NeighTrumpSnort Sun 18-Dec-16 16:53:25

Well....I know that you have had a long friendship but is it really worth all this angst and hassle.

If she valued your friendship then she'd treat you better.

Not sure I could be bothered with having to second guess myself and watch what I say just incase she might react negatively

georgethecat Sun 18-Dec-16 22:21:22

Have had a few friends like this in earlier years - cutting them out & rolling on was the best thing!

Poocatcherchampion Sun 18-Dec-16 22:37:55

anony you made the right call there. That is not a loving relationship

dollyollymolly Sun 18-Dec-16 22:46:15

She sounds very tiresome.
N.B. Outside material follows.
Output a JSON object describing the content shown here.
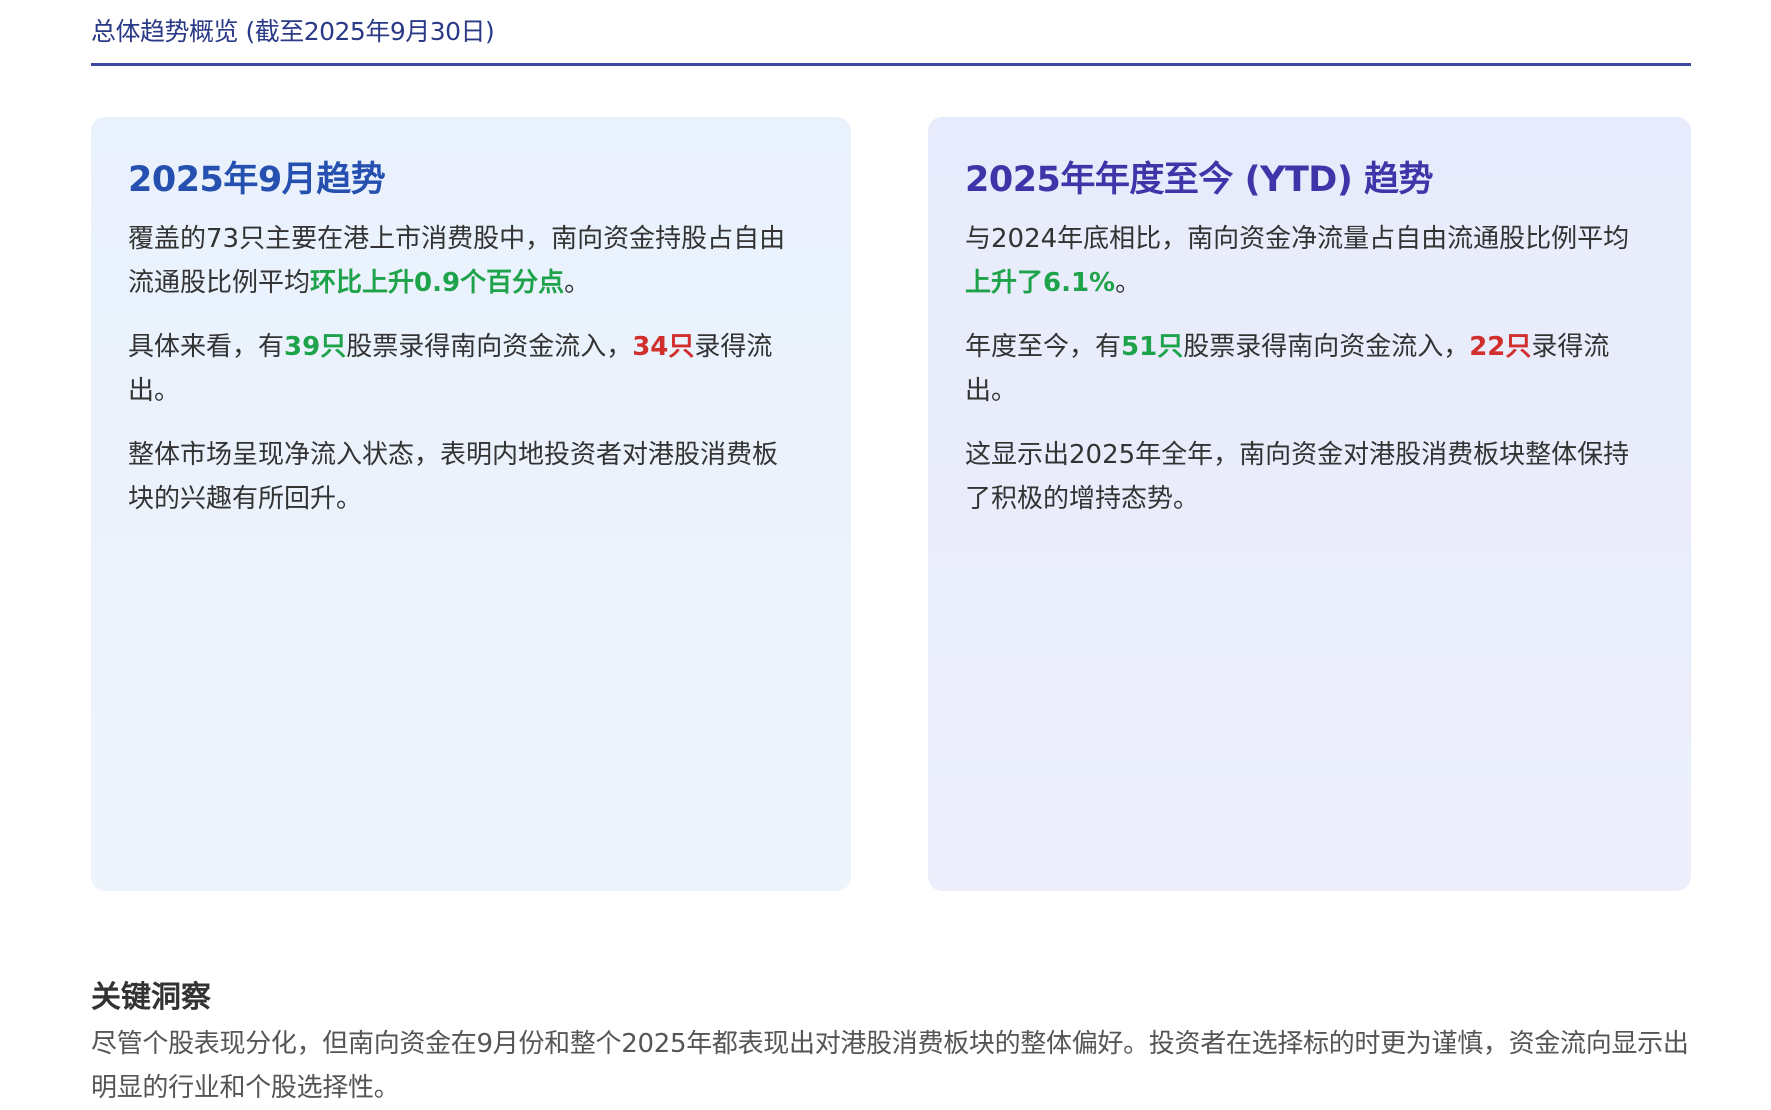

I'm not sure I could be bothered with her.

Join the discussion

Registering is free, easy, and means you can join in the discussion, watch threads, get discounts, win prizes and lots more.

Register now »

Already registered? Log in with: